Heavy equipment operators work with a diverse fleet of machinery, including backhoes, cranes, loaders, graders, used bulldozers for sale, pavers, and more. Their responsibilities span multiple sectors, but most notably manufacturing and construction. Common tasks for them include hoisting cargo containers, leveling ground for pavements, digging ditches, loading materials onto trucks, and maintaining the equipment they operate.

Certification for Crane Operators

A pivotal aspect of heavy equipment operation is crane operation. To become a certified crane operator, the candidates must adhere to regulations set forth by the Occupational Safety and Health Administration (OSHA). A late 2010 OSHA regulation mandates approved training or certification programs for crane operators. Many states also require crane operators to obtain licenses or certificates of proficiency. National organizations like the National Commission for the Certification of Crane Operators (NCCCO) offer nationally recognized certification programs. Eligibility often involves passing written and practical skills exams, with some states mandating apprenticeship programs and additional state-specific tests.

Commercial Driver’s License (CDL) Requirement

For those operating equipment such as pavers, bulldozers, or heavy trucks on public roads, a Commercial Driver’s License (CDL) may be necessary, as per the U.S. Bureau of Labor Statistics (BLS). The Federal Motor Carrier Safety Administration of the United States Department of Transportation outlines specific CDL requirements, especially for vehicles that are carrying hazardous materials or exceeding 26,001 pounds in weight. Obtaining a CDL typically involves passing both written and driving tests. Certain employers may also demand additional endorsements for operating double trailers or tank trucks.

Training Options

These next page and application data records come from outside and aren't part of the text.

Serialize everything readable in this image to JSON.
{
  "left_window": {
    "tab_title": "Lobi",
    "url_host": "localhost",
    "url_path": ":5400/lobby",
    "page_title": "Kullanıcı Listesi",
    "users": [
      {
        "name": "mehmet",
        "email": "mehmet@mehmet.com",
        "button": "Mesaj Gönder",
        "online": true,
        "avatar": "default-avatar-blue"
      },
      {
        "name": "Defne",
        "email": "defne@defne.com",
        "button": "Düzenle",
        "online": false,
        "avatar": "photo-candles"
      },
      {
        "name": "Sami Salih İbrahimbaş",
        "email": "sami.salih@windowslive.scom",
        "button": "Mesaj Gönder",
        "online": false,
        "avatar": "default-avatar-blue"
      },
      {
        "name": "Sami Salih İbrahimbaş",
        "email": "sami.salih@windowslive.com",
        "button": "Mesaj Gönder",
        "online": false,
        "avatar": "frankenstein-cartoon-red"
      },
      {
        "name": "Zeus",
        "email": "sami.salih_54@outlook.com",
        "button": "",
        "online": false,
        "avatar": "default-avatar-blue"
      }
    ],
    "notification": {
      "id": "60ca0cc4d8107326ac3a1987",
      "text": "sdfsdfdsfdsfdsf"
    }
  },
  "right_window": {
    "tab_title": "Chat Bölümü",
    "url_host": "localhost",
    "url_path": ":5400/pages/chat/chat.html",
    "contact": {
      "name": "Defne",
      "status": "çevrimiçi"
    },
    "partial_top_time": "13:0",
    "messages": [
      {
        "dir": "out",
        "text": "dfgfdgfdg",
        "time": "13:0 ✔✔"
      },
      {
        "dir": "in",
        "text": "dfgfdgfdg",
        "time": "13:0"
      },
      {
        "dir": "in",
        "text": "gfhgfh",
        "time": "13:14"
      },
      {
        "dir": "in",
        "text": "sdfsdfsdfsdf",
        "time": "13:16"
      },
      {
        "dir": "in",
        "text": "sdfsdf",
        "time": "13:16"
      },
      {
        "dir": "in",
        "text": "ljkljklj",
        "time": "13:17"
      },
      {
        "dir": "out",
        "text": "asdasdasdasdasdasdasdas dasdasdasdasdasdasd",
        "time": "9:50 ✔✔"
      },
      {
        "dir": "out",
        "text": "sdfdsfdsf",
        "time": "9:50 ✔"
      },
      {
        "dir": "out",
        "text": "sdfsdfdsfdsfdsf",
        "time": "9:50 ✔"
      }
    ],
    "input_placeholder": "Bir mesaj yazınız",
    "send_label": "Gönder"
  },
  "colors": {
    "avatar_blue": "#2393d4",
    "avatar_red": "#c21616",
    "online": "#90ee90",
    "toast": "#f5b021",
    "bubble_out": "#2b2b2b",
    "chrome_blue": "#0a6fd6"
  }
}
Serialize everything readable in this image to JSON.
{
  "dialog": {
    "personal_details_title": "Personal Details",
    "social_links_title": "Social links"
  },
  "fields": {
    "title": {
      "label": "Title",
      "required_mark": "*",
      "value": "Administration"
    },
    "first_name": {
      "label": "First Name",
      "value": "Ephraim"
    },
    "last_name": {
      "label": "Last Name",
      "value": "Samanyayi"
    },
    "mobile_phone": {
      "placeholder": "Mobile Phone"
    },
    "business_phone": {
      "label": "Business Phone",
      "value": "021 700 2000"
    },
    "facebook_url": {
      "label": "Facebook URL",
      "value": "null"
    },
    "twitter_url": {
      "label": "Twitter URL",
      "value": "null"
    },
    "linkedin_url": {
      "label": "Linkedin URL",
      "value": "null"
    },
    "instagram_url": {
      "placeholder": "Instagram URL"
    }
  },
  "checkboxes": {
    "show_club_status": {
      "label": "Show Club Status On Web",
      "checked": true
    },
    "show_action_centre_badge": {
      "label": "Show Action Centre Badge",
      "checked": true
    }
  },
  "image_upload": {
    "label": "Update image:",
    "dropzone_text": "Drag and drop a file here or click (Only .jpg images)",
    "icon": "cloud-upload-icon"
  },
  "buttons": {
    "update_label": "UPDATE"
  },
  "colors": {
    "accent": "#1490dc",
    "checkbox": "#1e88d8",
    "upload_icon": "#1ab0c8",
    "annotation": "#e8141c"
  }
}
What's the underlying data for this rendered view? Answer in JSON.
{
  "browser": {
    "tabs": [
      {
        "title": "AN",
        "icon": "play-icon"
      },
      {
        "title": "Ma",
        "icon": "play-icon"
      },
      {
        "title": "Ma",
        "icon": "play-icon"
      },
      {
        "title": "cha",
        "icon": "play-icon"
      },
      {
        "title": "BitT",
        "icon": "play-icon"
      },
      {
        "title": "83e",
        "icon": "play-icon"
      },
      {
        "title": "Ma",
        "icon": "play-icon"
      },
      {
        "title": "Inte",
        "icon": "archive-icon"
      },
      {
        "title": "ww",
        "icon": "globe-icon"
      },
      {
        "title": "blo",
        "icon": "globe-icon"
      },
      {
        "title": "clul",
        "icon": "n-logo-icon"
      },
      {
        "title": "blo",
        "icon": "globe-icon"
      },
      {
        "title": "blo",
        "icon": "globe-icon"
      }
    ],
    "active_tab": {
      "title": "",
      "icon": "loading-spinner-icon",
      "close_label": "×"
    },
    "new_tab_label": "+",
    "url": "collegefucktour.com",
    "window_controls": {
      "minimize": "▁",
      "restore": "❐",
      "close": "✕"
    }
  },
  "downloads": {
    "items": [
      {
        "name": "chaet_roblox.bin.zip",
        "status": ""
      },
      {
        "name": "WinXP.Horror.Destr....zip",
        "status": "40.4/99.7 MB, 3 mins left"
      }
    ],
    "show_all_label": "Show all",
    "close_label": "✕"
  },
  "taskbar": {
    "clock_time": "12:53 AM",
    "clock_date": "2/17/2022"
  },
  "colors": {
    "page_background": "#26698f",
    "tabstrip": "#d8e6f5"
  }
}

Becoming a proficient heavy equipment operator often involves on-the-job learning. While a high school diploma or GED may suffice for some positions, formal training can really improve your chances of success. Prospective operators can opt for formal apprenticeship programs lasting three to four years. These programs are available through community colleges, technical institutes, and labor organizations like the International Union of Operating Engineers (IUOE). The training includes classroom instruction covering workplace safety and construction equipment maintenance, complemented by hands on experience. Depending on the program, trainees might receive compensation for their work, making it an attractive route for those seeking both education and income.